He went over the ground again and again until he had collected all the parts of the sums and all the parts of the sentences--and all in disorder, of course, not in their proper rotation. This had occupied two hours.

The Brahmin now sat silent and thinking, a while, then began and repeated all the sentences, placing the words in their proper order, and untangled the disordered arithmetical problems and gave accurate answers to them all.

In the beginning he had asked the company to throw almonds at him during the two hours, he to remember how many each gentleman had thrown; but none were thrown, for the Viceroy said that the test would be a sufficiently severe strain without adding that burden to it.

General Grant had a fine memory for all kinds of things, including even names and faces, and I could have furnished an instance of it if I had thought of it. The first time I ever saw him was early in his first term as President. I had just arrived in Washington from the Pacific coast, a stranger and wholly unknown to the public, and was passing the White House one morning when I met a friend, a Senator from Nevada. He asked me if I would like to see the President. I said I should be very glad; so we entered. I supposed that the President would be in the midst of a crowd, and that I could look at him in peace and security from a distance, as another stray cat might look at another king. But it was in the morning, and the Senator was using a privilege of his office which I had not heard of--the privilege of intruding upon the Chief Magistrate's working hours. Before I knew it, the Senator and I were in the presence, and there was none there but we three. General Grant got slowly up from his table, put his pen down, and stood before me with the iron expression of a man who had not smiled for seven years, and was not intending to smile for another seven. He looked me steadily in the eyes--mine lost confidence and fell. I had never confronted a great man before, and was in a miserable state of funk and inefficiency. The Senator said:--

"Mr. President, may I have the privilege of introducing Mr. Clemens?"
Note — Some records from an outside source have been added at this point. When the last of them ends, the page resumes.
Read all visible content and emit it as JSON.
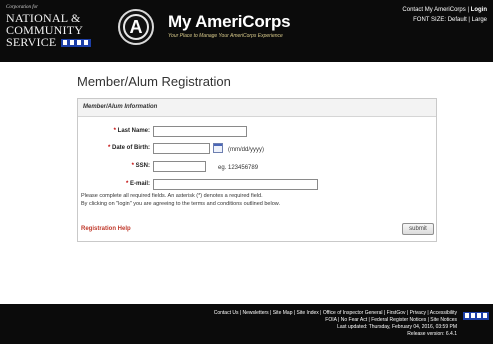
{
  "header": {
    "org_small": "Corporation for",
    "org_line1": "NATIONAL &",
    "org_line2": "COMMUNITY",
    "org_line3": "SERVICE",
    "app_title": "My AmeriCorps",
    "tagline": "Your Place to Manage Your AmeriCorps Experience",
    "contact_link": "Contact My AmeriCorps",
    "login_link": "Login",
    "font_size_label": "FONT SIZE:",
    "font_default": "Default",
    "font_large": "Large"
  },
  "main": {
    "page_title": "Member/Alum Registration",
    "section_title": "Member/Alum Information",
    "fields": {
      "last_name_label": "Last Name:",
      "dob_label": "Date of Birth:",
      "dob_hint": "(mm/dd/yyyy)",
      "ssn_label": "SSN:",
      "ssn_hint": "eg. 123456789",
      "email_label": "E-mail:",
      "required_mark": "*"
    },
    "note_line1": "Please complete all required fields. An asterisk (*) denotes a required field.",
    "note_line2": "By clicking on \"login\" you are agreeing to the terms and conditions outlined below.",
    "registration_help": "Registration Help",
    "submit_label": "submit"
  },
  "footer": {
    "links_line1": "Contact Us | Newsletters | Site Map | Site Index | Office of Inspector General | FirstGov | Privacy | Accessibility",
    "links_line2": "FOIA | No Fear Act | Federal Register Notices | Site Notices",
    "last_updated": "Last updated: Thursday, February 04, 2016, 03:59 PM",
    "release_version": "Release version: 6.4.1"
  },
  "colors": {
    "header_bg": "#0b0b0b",
    "required_red": "#c00000",
    "help_link_red": "#c0392b",
    "flag_blue": "#1d3fa8"
  },
  "icons": {
    "seal": "americorps-seal-icon",
    "calendar": "calendar-icon",
    "flag": "flag-stars-icon"
  }
}
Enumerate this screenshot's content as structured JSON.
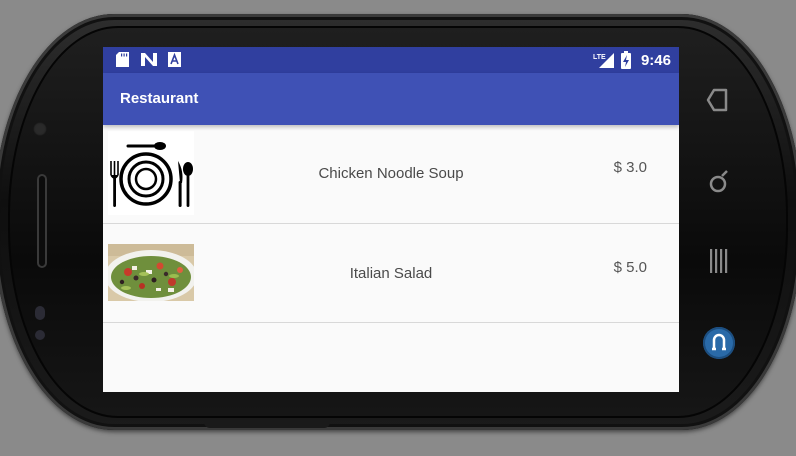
{
  "status_bar": {
    "time": "9:46",
    "network": "LTE",
    "left_icons": [
      "sd-card-icon",
      "n-notification-icon",
      "a-notification-icon"
    ],
    "right_icons": [
      "lte-signal-icon",
      "battery-charging-icon"
    ]
  },
  "app_bar": {
    "title": "Restaurant",
    "background": "#3f51b5",
    "status_background": "#303f9f"
  },
  "menu": {
    "items": [
      {
        "name": "Chicken Noodle Soup",
        "price": "$ 3.0",
        "image": "plate-cutlery-icon"
      },
      {
        "name": "Italian Salad",
        "price": "$ 5.0",
        "image": "salad-photo"
      }
    ]
  },
  "hardware_buttons": [
    "back-icon",
    "home-icon",
    "recent-apps-icon",
    "assistant-icon"
  ],
  "colors": {
    "list_background": "#fafafa",
    "divider": "#d8d8d8"
  }
}
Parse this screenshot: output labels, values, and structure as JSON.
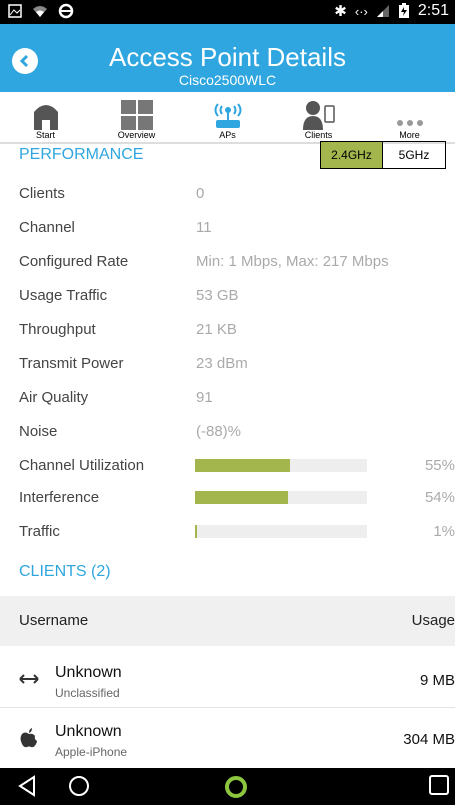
{
  "status_bar": {
    "time": "2:51"
  },
  "header": {
    "title": "Access Point Details",
    "subtitle": "Cisco2500WLC"
  },
  "toolbar": [
    {
      "label": "Start",
      "icon": "home-icon"
    },
    {
      "label": "Overview",
      "icon": "grid-icon"
    },
    {
      "label": "APs",
      "icon": "access-point-icon"
    },
    {
      "label": "Clients",
      "icon": "clients-icon"
    },
    {
      "label": "More",
      "icon": "more-icon"
    }
  ],
  "performance": {
    "title": "PERFORMANCE",
    "bands": [
      "2.4GHz",
      "5GHz"
    ],
    "active_band": "2.4GHz",
    "rows": [
      {
        "label": "Clients",
        "value": "0"
      },
      {
        "label": "Channel",
        "value": "11"
      },
      {
        "label": "Configured Rate",
        "value": "Min: 1 Mbps, Max: 217 Mbps"
      },
      {
        "label": "Usage Traffic",
        "value": "53 GB"
      },
      {
        "label": "Throughput",
        "value": "21 KB"
      },
      {
        "label": "Transmit Power",
        "value": "23 dBm"
      },
      {
        "label": "Air Quality",
        "value": "91"
      },
      {
        "label": "Noise",
        "value": "(-88)%"
      }
    ],
    "bars": [
      {
        "label": "Channel Utilization",
        "percent_text": "55%",
        "percent": 55
      },
      {
        "label": "Interference",
        "percent_text": "54%",
        "percent": 54
      },
      {
        "label": "Traffic",
        "percent_text": "1%",
        "percent": 1
      }
    ]
  },
  "clients": {
    "title": "CLIENTS (2)",
    "col_username": "Username",
    "col_usage": "Usage",
    "items": [
      {
        "name": "Unknown",
        "type": "Unclassified",
        "usage": "9 MB",
        "icon": "arrows-icon"
      },
      {
        "name": "Unknown",
        "type": "Apple-iPhone",
        "usage": "304 MB",
        "icon": "apple-icon"
      }
    ]
  },
  "colors": {
    "header": "#2fa6df",
    "accent_green": "#a3b64e",
    "section_blue": "#2fa6df"
  }
}
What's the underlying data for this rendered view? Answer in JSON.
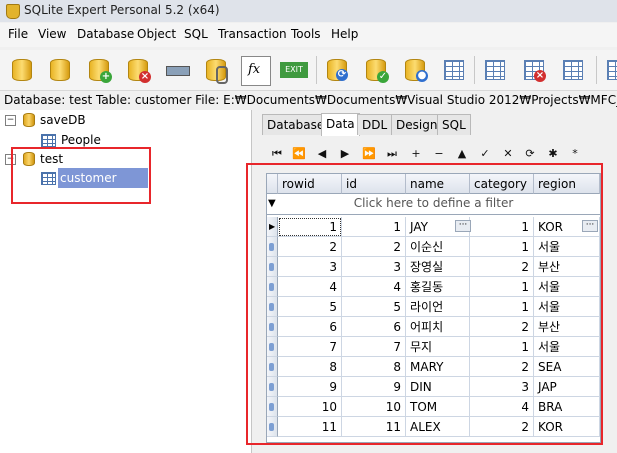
{
  "window": {
    "title": "SQLite Expert Personal 5.2 (x64)"
  },
  "menu": [
    "File",
    "View",
    "Database",
    "Object",
    "SQL",
    "Transaction",
    "Tools",
    "Help"
  ],
  "toolbar": {
    "icons": [
      "new-database-icon",
      "open-database-icon",
      "attach-database-icon",
      "detach-database-icon",
      "vacuum-icon",
      "backup-icon",
      "function-icon",
      "exit-icon",
      "refresh-icon",
      "check-icon",
      "user-icon",
      "table-grid-icon",
      "new-table-icon",
      "edit-table-icon",
      "new-view-icon"
    ],
    "exit_label": "EXIT",
    "fx_label": "fx"
  },
  "pathbar": {
    "text": "Database: test   Table: customer   File: E:₩Documents₩Documents₩Visual Studio 2012₩Projects₩MFC_Listbox_te"
  },
  "tree": {
    "databases": [
      {
        "name": "saveDB",
        "expanded": true,
        "tables": [
          "People"
        ]
      },
      {
        "name": "test",
        "expanded": true,
        "tables": [
          "customer"
        ]
      }
    ],
    "selected": "customer"
  },
  "tabs": [
    "Database",
    "Data",
    "DDL",
    "Design",
    "SQL"
  ],
  "active_tab": "Data",
  "navigator": [
    "⏮",
    "⏪",
    "◀",
    "▶",
    "⏩",
    "⏭",
    "+",
    "−",
    "▲",
    "✓",
    "✕",
    "⟳",
    "✱",
    "*"
  ],
  "grid": {
    "columns": [
      "rowid",
      "id",
      "name",
      "category",
      "region"
    ],
    "filter_text": "Click here to define a filter",
    "rows": [
      [
        "1",
        "1",
        "JAY",
        "1",
        "KOR"
      ],
      [
        "2",
        "2",
        "이순신",
        "1",
        "서울"
      ],
      [
        "3",
        "3",
        "장영실",
        "2",
        "부산"
      ],
      [
        "4",
        "4",
        "홍길동",
        "1",
        "서울"
      ],
      [
        "5",
        "5",
        "라이언",
        "1",
        "서울"
      ],
      [
        "6",
        "6",
        "어피치",
        "2",
        "부산"
      ],
      [
        "7",
        "7",
        "무지",
        "1",
        "서울"
      ],
      [
        "8",
        "8",
        "MARY",
        "2",
        "SEA"
      ],
      [
        "9",
        "9",
        "DIN",
        "3",
        "JAP"
      ],
      [
        "10",
        "10",
        "TOM",
        "4",
        "BRA"
      ],
      [
        "11",
        "11",
        "ALEX",
        "2",
        "KOR"
      ]
    ]
  },
  "colors": {
    "highlight": "#e8262b",
    "selection": "#7e96d6"
  }
}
The President gave my hand an unsympathetic wag and dropped it. He did not say a word but just stood. In my trouble I could not think of anything to say, I merely wanted to resign. There was an awkward pause, a dreary pause, a horrible pause. Then I thought of something, and looked up into that unyielding face, and said timidly:--

"Mr. President, I--I am embarrassed. Are you?"

His face broke--just a little--a wee glimmer, the momentary flicker of a summer-lightning smile, seven years ahead of time--and I was out and gone as soon as it was.

Ten years passed away before I saw him the second time. Meantime I was become better known; and was one of the people appointed to respond to toasts at the banquet given to General Grant in Chicago--by the Army of the Tennessee when he came back from his tour around the world. I arrived late at night and got up late in the morning. All the corridors of the hotel were crowded with people waiting to get a glimpse of General Grant when he should pass to the place whence he was to review the great procession. I worked my way by the suite of packed drawing-rooms, and at the corner of the house I found a window open where there was a roomy platform decorated with flags, and carpeted. I stepped out on it, and saw below me millions of people blocking all the streets, and other millions caked together in all the windows and on all the house-tops around. These masses took me for General Grant, and broke into volcanic explosions and cheers; but it was a good place to see the procession, and I stayed. Presently I heard the distant blare of military music, and far up the street I saw the procession come in sight, cleaving its way through the huzzaing multitudes, with Sheridan, the most martial figure of the War, riding at its head in the dress uniform of a Lieutenant- General.

And now General Grant, arm-in-arm with Major Carter Harrison, stepped out on the platform, followed two and two by the badged and uniformed reception committee.

Following the Equator Page 12

Mark Twain

Free Books in the public domain from the Classic Literature Library ©

Mark Twain
Classic Literature Library

All Pages of This Book